Haemolacria is a physical condition that causes a person to produce tears that are partially composed of blood. It can manifest as tears that are anything from merely red-tinged to appearing to be entirely made of blood.
Haemolacria is a symptom of a number of diseases, and may also be indicative of a tumor in the lacrimal apparatus. It is most often provoked by local factors such as bacterial conjunctivitis, environmental damage or injuries.
- Twinkle Dwivedi
- From Lucknow, India, Dwivedi presented a rare condition that appeared to cause her to spontaneously bleed from her eyes and other parts of her body without presenting any visible wounds. Dwivedi was the subject of numerous medical research studies and TV shows including Body Shock and a National Geographic documentary.
- In the absence of a medical explanation for her condition, some religious explanations have been posed. It was suggested that she could have had an unknown disease, but more skeptical views hypothesized that the case might be explained by Münchausen syndrome by proxy, where her mother, seemingly the only one to witness her bleeding actually starting, was fabricating the story and somehow inducing the effect on the girl. Sanal Edamaruku observed in 2010 that the pattern seemed to match her menstrual cycle and believed that she was faking the symptoms.
- Calvino Inman
- Aged 19, reported to weep tears of blood 5 times a day.
- Rashida Khatoon
- From India, was reportedly crying blood up to five times a day in 2009, and fainting with every weeping.
- Yaritza Oliva (not officially diagnosed)
- Age 21, from Chile. Was reported to have cried tears of blood several times a day in 2013.
- Linnie Ikeda (not officially diagnosed)
- Age 25, from Waikele, Hawai'i on the island of 'O'ahu. She was diagnosed after 2008 with Gardner–Diamond syndrome for her random bruising, but in 2010 had symptoms of the splitting of her tongue which would bleed profusely. In 2011, Ikeda has started bleeding from her eyes.
- Marnie-Rae Harvey (not officially diagnosed)
- Age 17, from the United Kingdom. Started in 2013 with initially coughing up blood but now persists in her tears since 2015.
- Le Chiffre, a fictional character who suffers from haemolacria in Casino Royale
- Hematidrosis – blood in sweat
- Ahluwalia, BK; Khurana AK; Sood S (Jan–Feb 1987). "Bloody tears (jddfcj)". Indian Journal of Ophthalmology. 35 (1): 41–43. PMID 3450614.
- Ottovay E, Norn M (August 1991). "Occult haemolacria in females". Acta Ophthalmol (Copenh). 69 (4): 544–6. doi:10.1111/j.1755-3768.1991.tb02038.x. PMID 1750328.

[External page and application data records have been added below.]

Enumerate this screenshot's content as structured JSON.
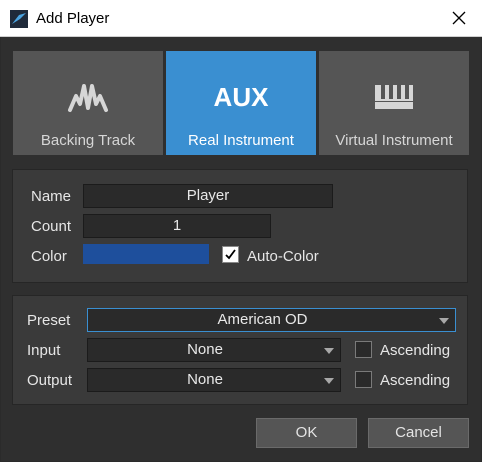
{
  "window": {
    "title": "Add Player",
    "accent": "#3a8fd1"
  },
  "tabs": [
    {
      "label": "Backing Track",
      "icon": "waveform-icon",
      "active": false
    },
    {
      "label": "Real Instrument",
      "icon_text": "AUX",
      "active": true
    },
    {
      "label": "Virtual Instrument",
      "icon": "piano-keys-icon",
      "active": false
    }
  ],
  "player": {
    "name_label": "Name",
    "name_value": "Player",
    "count_label": "Count",
    "count_value": "1",
    "color_label": "Color",
    "color_value": "#1e4f9c",
    "auto_color_label": "Auto-Color",
    "auto_color_checked": true
  },
  "routing": {
    "preset_label": "Preset",
    "preset_value": "American OD",
    "input_label": "Input",
    "input_value": "None",
    "input_ascending_label": "Ascending",
    "input_ascending_checked": false,
    "output_label": "Output",
    "output_value": "None",
    "output_ascending_label": "Ascending",
    "output_ascending_checked": false
  },
  "buttons": {
    "ok": "OK",
    "cancel": "Cancel"
  }
}
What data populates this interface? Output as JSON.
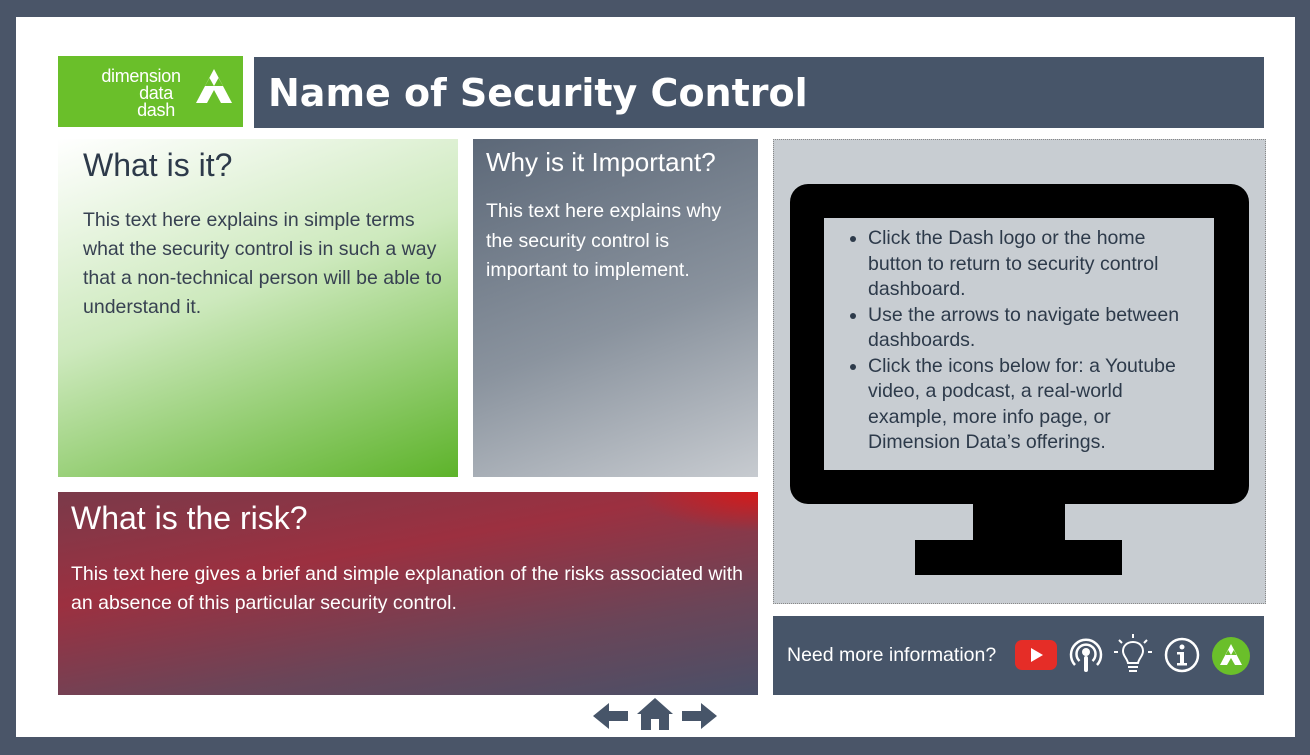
{
  "logo": {
    "line1": "dimension",
    "line2": "data",
    "line3": "dash"
  },
  "title": "Name of Security Control",
  "what": {
    "heading": "What is it?",
    "body": "This text here explains in simple terms what the security control is in such a way that a non-technical person will be able to understand it."
  },
  "why": {
    "heading": "Why is it Important?",
    "body": "This text here explains why the security control is important to implement."
  },
  "risk": {
    "heading": "What is the risk?",
    "body": "This text here gives a brief and simple explanation of the risks associated with an absence of this particular security control."
  },
  "instructions": [
    "Click the Dash logo or the home button to return to security control dashboard.",
    "Use the arrows to navigate between dashboards.",
    "Click the icons below for: a Youtube video, a podcast, a real-world example, more info page, or Dimension Data’s offerings."
  ],
  "info_bar": {
    "label": "Need more information?",
    "icons": [
      "youtube-icon",
      "podcast-icon",
      "lightbulb-icon",
      "info-icon",
      "dimension-data-icon"
    ]
  },
  "nav": {
    "icons": [
      "arrow-left-icon",
      "home-icon",
      "arrow-right-icon"
    ]
  },
  "colors": {
    "green": "#6abf2a",
    "slate": "#475569",
    "red": "#b5232b",
    "youtube": "#e52d27"
  }
}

- "Doctor probes mystery of girl who cries blood". MSNBC Today. 2009-09-11. Retrieved 2010-04-29.
- "Girl Who Cries Blood". Bodyshock. Retrieved 2010-04-29.
- "Filming "The Girl Who Cries Blood"". National Geographic. Retrieved 2010-04-29.
- Sutcliffe, Tom (2010-01-13). "Last Night's Television - Muslim Driving School, BBC2; Girl Who Cries Blood, Channel 4; The Man Who Couldn't Stop Hiccuping, BBC1". The Independent UK. London. Retrieved 2010-04-29.
- "When I met the 'girl who cries blood'". The Guardian. 12 May 2010.
- "Adolescente americano chora sangue até três vezes por dia, diz site".
- "WATCH: Tears Of Blood?". Huffington Post. 25 June 2013.
- Lynn Kawano (13 May 2015). "Woman with uncontrollable bleeding from eyes, mouth looking for 'a bit of hope'". Hawaii News Now.
- Tracy Ollerenshaw (10 March 2016). "The girl with bleeding eyes and ears - and no diagnosis". BBC News.